Start of Information

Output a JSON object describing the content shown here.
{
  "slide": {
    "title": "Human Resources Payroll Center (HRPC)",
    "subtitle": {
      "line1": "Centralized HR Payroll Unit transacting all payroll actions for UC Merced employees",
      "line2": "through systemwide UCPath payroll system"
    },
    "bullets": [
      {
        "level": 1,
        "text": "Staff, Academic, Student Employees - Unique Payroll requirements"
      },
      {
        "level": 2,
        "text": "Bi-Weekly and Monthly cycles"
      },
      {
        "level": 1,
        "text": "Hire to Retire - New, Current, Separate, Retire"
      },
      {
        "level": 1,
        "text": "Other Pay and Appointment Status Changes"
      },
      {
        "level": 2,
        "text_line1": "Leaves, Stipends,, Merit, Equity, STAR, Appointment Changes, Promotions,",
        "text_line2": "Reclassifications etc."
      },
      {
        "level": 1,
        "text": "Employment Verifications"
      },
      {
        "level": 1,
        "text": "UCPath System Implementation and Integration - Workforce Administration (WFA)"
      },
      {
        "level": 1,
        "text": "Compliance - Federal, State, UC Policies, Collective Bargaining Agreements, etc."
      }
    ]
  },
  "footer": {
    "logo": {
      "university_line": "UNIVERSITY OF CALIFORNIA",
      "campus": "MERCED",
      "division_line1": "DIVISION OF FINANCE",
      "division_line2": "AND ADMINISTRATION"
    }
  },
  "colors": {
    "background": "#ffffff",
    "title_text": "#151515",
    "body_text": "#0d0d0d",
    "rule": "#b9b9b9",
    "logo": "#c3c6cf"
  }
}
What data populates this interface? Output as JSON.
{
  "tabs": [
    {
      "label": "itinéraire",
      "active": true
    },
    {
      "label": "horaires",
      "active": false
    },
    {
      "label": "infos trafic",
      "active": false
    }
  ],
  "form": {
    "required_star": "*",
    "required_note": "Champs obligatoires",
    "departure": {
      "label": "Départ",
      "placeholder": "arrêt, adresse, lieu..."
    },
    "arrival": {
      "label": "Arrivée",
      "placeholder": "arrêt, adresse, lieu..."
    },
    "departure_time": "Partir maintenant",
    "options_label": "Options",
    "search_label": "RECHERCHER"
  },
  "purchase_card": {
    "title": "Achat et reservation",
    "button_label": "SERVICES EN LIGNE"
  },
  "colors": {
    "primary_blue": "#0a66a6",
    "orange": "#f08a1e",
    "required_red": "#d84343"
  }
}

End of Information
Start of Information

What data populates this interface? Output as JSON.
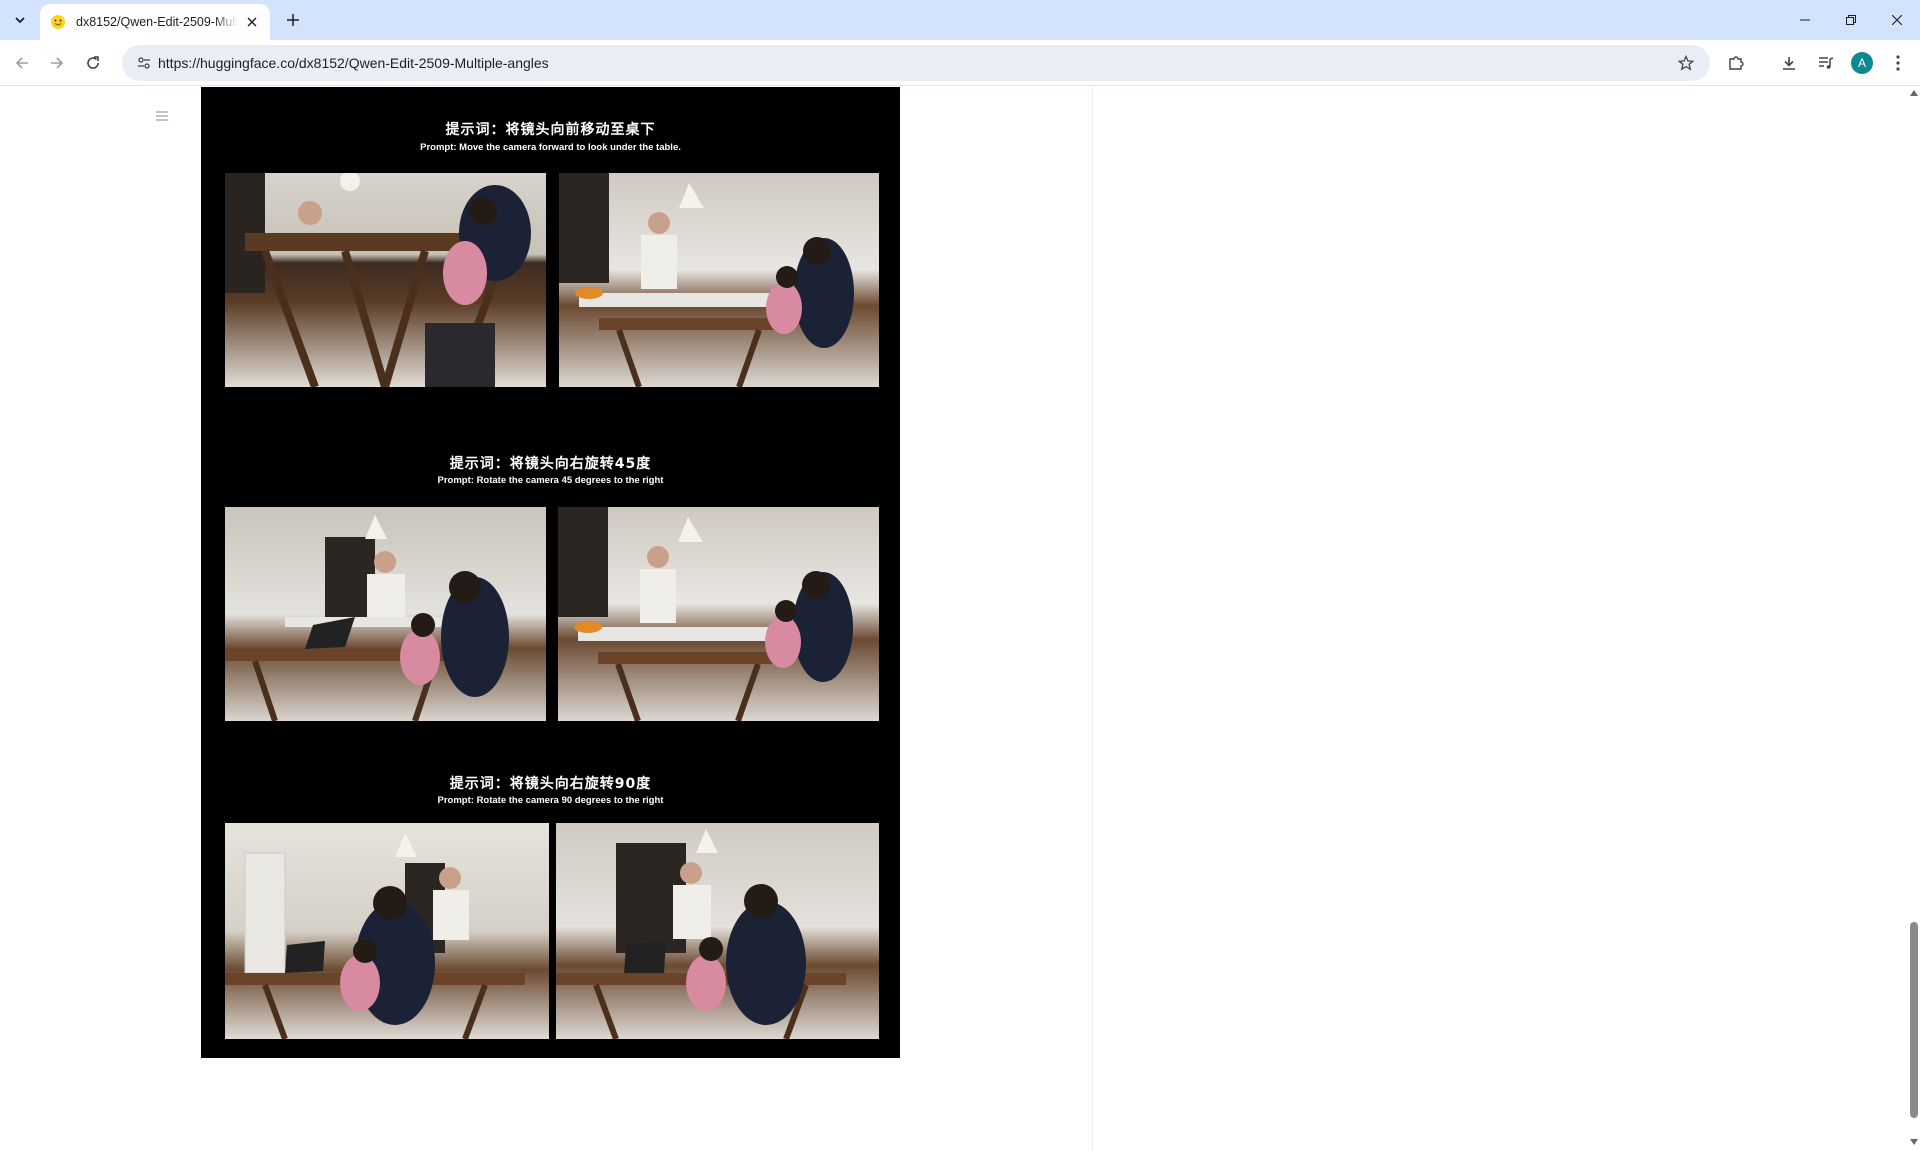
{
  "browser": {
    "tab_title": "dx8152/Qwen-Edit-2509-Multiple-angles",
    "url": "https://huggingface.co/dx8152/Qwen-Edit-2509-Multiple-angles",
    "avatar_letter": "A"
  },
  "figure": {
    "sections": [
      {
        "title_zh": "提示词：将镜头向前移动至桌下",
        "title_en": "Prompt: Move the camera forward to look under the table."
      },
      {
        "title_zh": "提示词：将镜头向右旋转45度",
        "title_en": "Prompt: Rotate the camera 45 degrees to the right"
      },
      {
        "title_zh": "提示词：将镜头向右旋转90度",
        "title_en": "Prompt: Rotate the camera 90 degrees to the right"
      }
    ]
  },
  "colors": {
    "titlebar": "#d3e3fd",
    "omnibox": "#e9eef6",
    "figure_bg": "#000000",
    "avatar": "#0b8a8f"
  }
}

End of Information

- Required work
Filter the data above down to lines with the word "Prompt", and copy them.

- Exercise response
        "title_en": "Prompt: Move the camera forward to look under the table."
        "title_en": "Prompt: Rotate the camera 45 degrees to the right"
        "title_en": "Prompt: Rotate the camera 90 degrees to the right"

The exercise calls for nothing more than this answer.